While commonly-prescribed pharmaceuticals such as Viagra are a popular approach to treating ED, Dr. Drapkin stresses that drugs are not the sole solution as erectile dysfunction “is very much the result of dietary patterns, and can be an early warning signal of more serious health risks such as heart attack or stroke, which are also diet- and lifestyle-related.” (3) Dr. Drapkin attests that along with many healthcare providers, the general public is unaware of the components of a healthy lifestyle, as demonstrated by the current diabetes epidemic and overuse of many prescription medicines in the U.S. His view is supported by the Centers for Disease Control and Prevention’s estimate that 69% of adults over the age of 20 are overweight or obese. (4)

To reduce the risk of developing erectile dysfunction, Dr. Drapkin recommends adopting a healthy lifestyle – including a vigorous exercise program – rather than solely relying on prescription medications such as Viagra which may help in treating erectile dysfunction along the way, but fail to address the need for the individual to improve their health.

“It’s important to address the causes of the issue, rather than accepting ironic marketing messages that state a medical approach is an acceptable alternative to a healthy lifestyle,” Dr. Drapkin added.

Dr. Drapkin’s decades of experience, research and study in the fields of diet and exercise have proven beneficial in helping patients treat ...Read More

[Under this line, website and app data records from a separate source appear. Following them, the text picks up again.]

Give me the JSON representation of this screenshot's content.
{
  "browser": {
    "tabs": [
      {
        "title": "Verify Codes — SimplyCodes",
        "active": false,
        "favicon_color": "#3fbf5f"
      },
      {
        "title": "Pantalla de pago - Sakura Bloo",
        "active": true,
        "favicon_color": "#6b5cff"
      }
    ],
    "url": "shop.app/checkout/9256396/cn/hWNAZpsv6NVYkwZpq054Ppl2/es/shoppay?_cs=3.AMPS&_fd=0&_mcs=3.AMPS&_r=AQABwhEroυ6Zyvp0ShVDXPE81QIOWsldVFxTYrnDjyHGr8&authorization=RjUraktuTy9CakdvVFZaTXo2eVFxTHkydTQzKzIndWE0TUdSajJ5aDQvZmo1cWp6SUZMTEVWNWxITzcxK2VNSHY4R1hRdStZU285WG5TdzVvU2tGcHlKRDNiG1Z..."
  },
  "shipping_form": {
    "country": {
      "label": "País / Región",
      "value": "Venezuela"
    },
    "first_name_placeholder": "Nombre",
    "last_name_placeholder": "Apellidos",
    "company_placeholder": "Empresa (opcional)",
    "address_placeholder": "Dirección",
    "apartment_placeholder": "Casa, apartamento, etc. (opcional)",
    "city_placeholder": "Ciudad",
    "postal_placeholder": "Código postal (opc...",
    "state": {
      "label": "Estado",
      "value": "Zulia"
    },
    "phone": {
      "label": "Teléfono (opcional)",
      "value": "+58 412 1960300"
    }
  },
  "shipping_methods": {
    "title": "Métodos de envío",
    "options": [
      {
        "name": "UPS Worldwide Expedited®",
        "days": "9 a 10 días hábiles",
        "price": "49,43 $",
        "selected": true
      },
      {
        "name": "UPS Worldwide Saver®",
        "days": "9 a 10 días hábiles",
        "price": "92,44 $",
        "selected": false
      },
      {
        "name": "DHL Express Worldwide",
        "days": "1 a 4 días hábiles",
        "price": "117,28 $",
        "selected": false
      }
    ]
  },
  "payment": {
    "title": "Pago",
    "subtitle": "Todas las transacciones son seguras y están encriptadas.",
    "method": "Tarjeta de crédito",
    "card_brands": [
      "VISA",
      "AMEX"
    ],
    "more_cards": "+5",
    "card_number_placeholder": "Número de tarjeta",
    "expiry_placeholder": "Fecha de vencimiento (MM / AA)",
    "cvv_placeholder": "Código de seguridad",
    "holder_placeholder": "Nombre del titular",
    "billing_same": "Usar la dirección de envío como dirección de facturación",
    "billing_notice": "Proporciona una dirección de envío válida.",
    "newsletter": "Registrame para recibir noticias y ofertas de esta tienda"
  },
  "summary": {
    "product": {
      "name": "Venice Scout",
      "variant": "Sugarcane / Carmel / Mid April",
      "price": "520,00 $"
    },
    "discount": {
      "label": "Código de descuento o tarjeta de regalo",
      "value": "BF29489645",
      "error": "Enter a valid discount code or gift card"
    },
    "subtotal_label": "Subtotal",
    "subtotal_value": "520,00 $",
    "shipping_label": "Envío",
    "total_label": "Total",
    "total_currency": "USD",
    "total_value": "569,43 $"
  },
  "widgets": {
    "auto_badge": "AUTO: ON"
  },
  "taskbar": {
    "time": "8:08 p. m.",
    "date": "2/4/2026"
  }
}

Some Common Myths That Keep Women From Weight Training

Many women have abstained from training with weights because of some misconceptions associated with women and weight training. If you have never given any thought to working out with weights before, it is probably because one or more of the common myths about women’s weight training is stopping you.

Let’s take a look at some of these myths and let’s find out just what the real truth is and why you should not let them stop you from taking advantage of all the benefits weight training has to offer.

One common myth is that some women think they are too old to work with weights. The truth is you are never too old to be able to strengthen and tone your muscles. By using lighter weights and a relatively low intensity program you can still benefit from weight training. It has been proven through studies that people as old as 80 and even 90 who started weight training saw up to a 200% increase in strength over a one month period.

Another common myth is that some women think they will lose their flexibility with weight training. The truth here is that weight training will actually help you to become more flexible. By doing weight training exercises through a full range of motion your muscles are put into a stretch with each repetition and by strengthening them, they are less prone to injury while doing stretching exercises.

This next myth is probably the most common one by far. Many women think that if they lift weights they will develop big muscles and look bulky and unfeminine. Nothing can be further from the truth! The fact is, women don’t have near enough of the male hormone testosterone, and testosterone is the major growth hormone that will produce bulky muscles. Unless women use supplemental means like steroids and growth hormone, they cannot bulk up like men. Weight training will get you firm and toned but by no means will it make you look manly.

One myth that is fairly common is that some women think that weight training is just boring and tedious. The truth is that weight training can be done with a friend, and you can make each other laugh as well as help keep each other on track. You can listen to music as you exercise. You can mix different exercises into your routine and change up your routine from time to time. You will also find that as your strength and your body are improving, you will feel so much better about it all. When you reach a certain goal, give yourself a reward like eating out in a fancy restaurant or taking a weekend vacation somewhere nice.

Now that you know the truth to some of the myths that have been stopping you from enjoying the many benefits of weight training, there is no reason for you not to make it a part of you exercise regimen. Weight ...Read More